→ **Task objective**
Any picture must be dropped, but each line of the data should be duplicated exactly.

<<<<

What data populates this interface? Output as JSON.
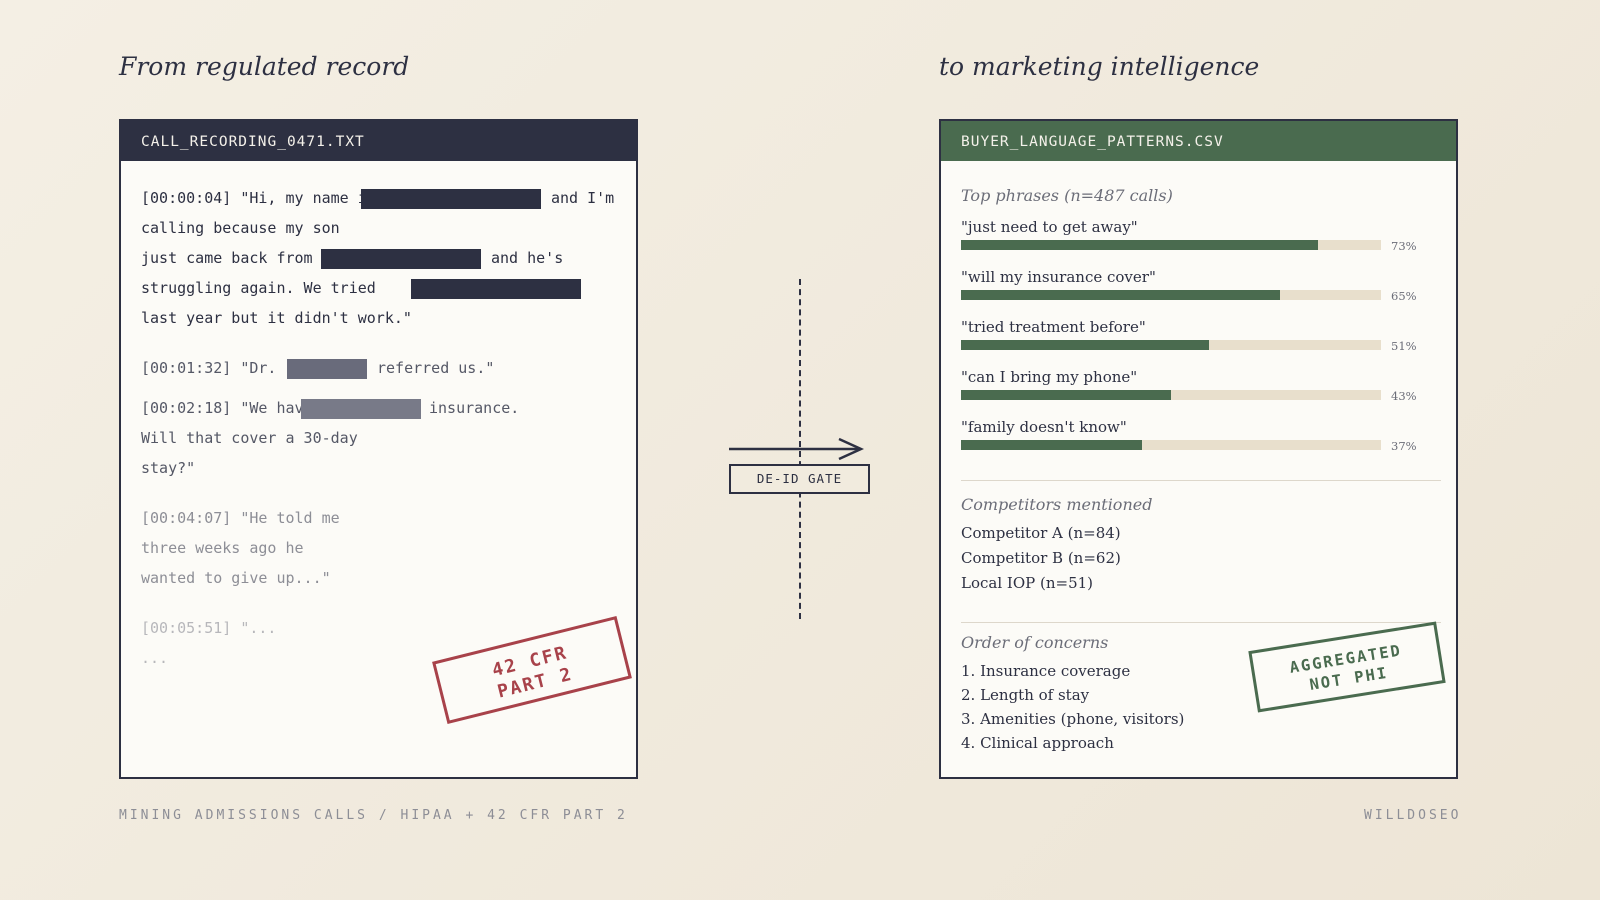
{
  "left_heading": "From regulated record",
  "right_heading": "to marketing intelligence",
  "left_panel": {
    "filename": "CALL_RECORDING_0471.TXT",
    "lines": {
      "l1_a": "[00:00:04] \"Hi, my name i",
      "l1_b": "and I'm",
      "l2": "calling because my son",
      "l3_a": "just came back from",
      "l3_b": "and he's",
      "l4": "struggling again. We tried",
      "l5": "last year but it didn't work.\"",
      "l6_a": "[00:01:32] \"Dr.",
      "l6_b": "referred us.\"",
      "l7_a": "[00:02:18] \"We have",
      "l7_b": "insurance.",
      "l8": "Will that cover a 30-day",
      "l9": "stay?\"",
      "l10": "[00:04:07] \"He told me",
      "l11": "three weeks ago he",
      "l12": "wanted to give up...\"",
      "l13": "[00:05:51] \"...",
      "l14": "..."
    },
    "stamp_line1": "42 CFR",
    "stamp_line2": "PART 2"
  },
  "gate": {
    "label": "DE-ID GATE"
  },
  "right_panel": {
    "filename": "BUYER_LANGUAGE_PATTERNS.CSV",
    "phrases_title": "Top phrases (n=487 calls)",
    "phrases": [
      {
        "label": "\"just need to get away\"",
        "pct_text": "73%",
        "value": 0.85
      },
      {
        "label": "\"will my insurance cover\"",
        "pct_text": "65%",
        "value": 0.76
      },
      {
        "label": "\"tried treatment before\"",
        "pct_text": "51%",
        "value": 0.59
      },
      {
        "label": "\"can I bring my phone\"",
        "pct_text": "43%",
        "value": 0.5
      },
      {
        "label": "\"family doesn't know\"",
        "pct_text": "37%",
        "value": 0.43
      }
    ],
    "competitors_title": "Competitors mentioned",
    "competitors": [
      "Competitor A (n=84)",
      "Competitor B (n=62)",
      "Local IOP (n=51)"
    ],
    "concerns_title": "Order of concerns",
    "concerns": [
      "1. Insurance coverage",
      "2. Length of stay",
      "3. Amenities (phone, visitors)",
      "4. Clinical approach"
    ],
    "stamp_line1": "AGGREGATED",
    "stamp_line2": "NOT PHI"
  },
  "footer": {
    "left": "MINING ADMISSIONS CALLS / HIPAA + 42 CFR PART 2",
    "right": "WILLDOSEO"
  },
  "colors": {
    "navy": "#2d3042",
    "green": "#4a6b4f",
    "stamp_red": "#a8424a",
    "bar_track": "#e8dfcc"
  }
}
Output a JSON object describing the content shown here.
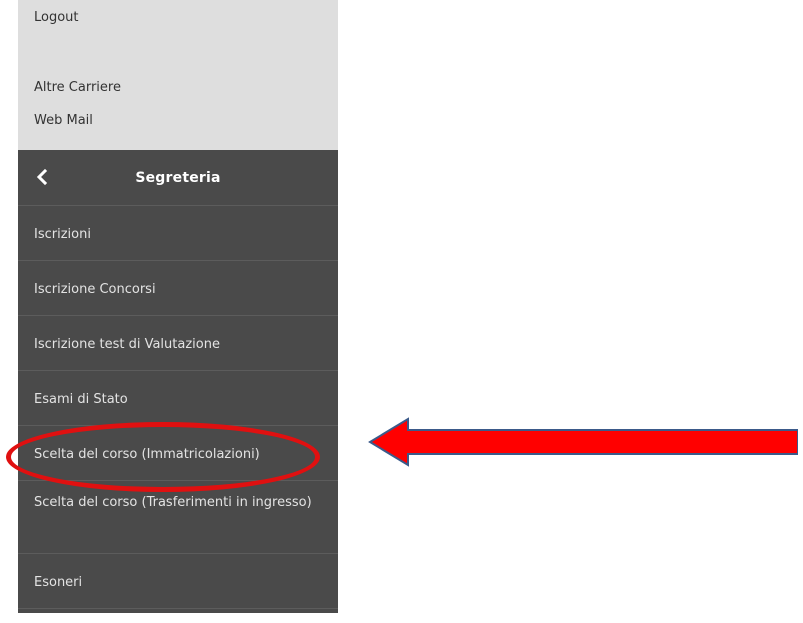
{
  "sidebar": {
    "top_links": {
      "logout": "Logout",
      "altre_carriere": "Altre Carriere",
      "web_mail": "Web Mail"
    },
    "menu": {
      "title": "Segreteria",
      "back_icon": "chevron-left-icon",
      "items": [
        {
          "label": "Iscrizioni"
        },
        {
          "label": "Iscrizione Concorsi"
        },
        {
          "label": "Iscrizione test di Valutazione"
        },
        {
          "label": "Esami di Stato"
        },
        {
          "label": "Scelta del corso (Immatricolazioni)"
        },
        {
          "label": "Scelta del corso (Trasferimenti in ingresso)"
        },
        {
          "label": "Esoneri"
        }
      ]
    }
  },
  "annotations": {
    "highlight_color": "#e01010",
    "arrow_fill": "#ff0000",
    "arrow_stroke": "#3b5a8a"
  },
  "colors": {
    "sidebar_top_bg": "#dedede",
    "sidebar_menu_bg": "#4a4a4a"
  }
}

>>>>

→ **Worked solution**
What data populates this interface? Output as JSON.
{
  "left_heading": "From regulated record",
  "right_heading": "to marketing intelligence",
  "left_panel": {
    "filename": "CALL_RECORDING_0471.TXT",
    "lines": {
      "l1_a": "[00:00:04] \"Hi, my name i",
      "l1_b": "and I'm",
      "l2": "calling because my son",
      "l3_a": "just came back from",
      "l3_b": "and he's",
      "l4": "struggling again. We tried",
      "l5": "last year but it didn't work.\"",
      "l6_a": "[00:01:32] \"Dr.",
      "l6_b": "referred us.\"",
      "l7_a": "[00:02:18] \"We have",
      "l7_b": "insurance.",
      "l8": "Will that cover a 30-day",
      "l9": "stay?\"",
      "l10": "[00:04:07] \"He told me",
      "l11": "three weeks ago he",
      "l12": "wanted to give up...\"",
      "l13": "[00:05:51] \"...",
      "l14": "..."
    },
    "stamp_line1": "42 CFR",
    "stamp_line2": "PART 2"
  },
  "gate": {
    "label": "DE-ID GATE"
  },
  "right_panel": {
    "filename": "BUYER_LANGUAGE_PATTERNS.CSV",
    "phrases_title": "Top phrases (n=487 calls)",
    "phrases": [
      {
        "label": "\"just need to get away\"",
        "pct_text": "73%",
        "value": 0.85
      },
      {
        "label": "\"will my insurance cover\"",
        "pct_text": "65%",
        "value": 0.76
      },
      {
        "label": "\"tried treatment before\"",
        "pct_text": "51%",
        "value": 0.59
      },
      {
        "label": "\"can I bring my phone\"",
        "pct_text": "43%",
        "value": 0.5
      },
      {
        "label": "\"family doesn't know\"",
        "pct_text": "37%",
        "value": 0.43
      }
    ],
    "competitors_title": "Competitors mentioned",
    "competitors": [
      "Competitor A (n=84)",
      "Competitor B (n=62)",
      "Local IOP (n=51)"
    ],
    "concerns_title": "Order of concerns",
    "concerns": [
      "1. Insurance coverage",
      "2. Length of stay",
      "3. Amenities (phone, visitors)",
      "4. Clinical approach"
    ],
    "stamp_line1": "AGGREGATED",
    "stamp_line2": "NOT PHI"
  },
  "footer": {
    "left": "MINING ADMISSIONS CALLS / HIPAA + 42 CFR PART 2",
    "right": "WILLDOSEO"
  },
  "colors": {
    "navy": "#2d3042",
    "green": "#4a6b4f",
    "stamp_red": "#a8424a",
    "bar_track": "#e8dfcc"
  }
}
Output a JSON object describing the content shown here.
{
  "sidebar": {
    "top_links": {
      "logout": "Logout",
      "altre_carriere": "Altre Carriere",
      "web_mail": "Web Mail"
    },
    "menu": {
      "title": "Segreteria",
      "back_icon": "chevron-left-icon",
      "items": [
        {
          "label": "Iscrizioni"
        },
        {
          "label": "Iscrizione Concorsi"
        },
        {
          "label": "Iscrizione test di Valutazione"
        },
        {
          "label": "Esami di Stato"
        },
        {
          "label": "Scelta del corso (Immatricolazioni)"
        },
        {
          "label": "Scelta del corso (Trasferimenti in ingresso)"
        },
        {
          "label": "Esoneri"
        }
      ]
    }
  },
  "annotations": {
    "highlight_color": "#e01010",
    "arrow_fill": "#ff0000",
    "arrow_stroke": "#3b5a8a"
  },
  "colors": {
    "sidebar_top_bg": "#dedede",
    "sidebar_menu_bg": "#4a4a4a"
  }
}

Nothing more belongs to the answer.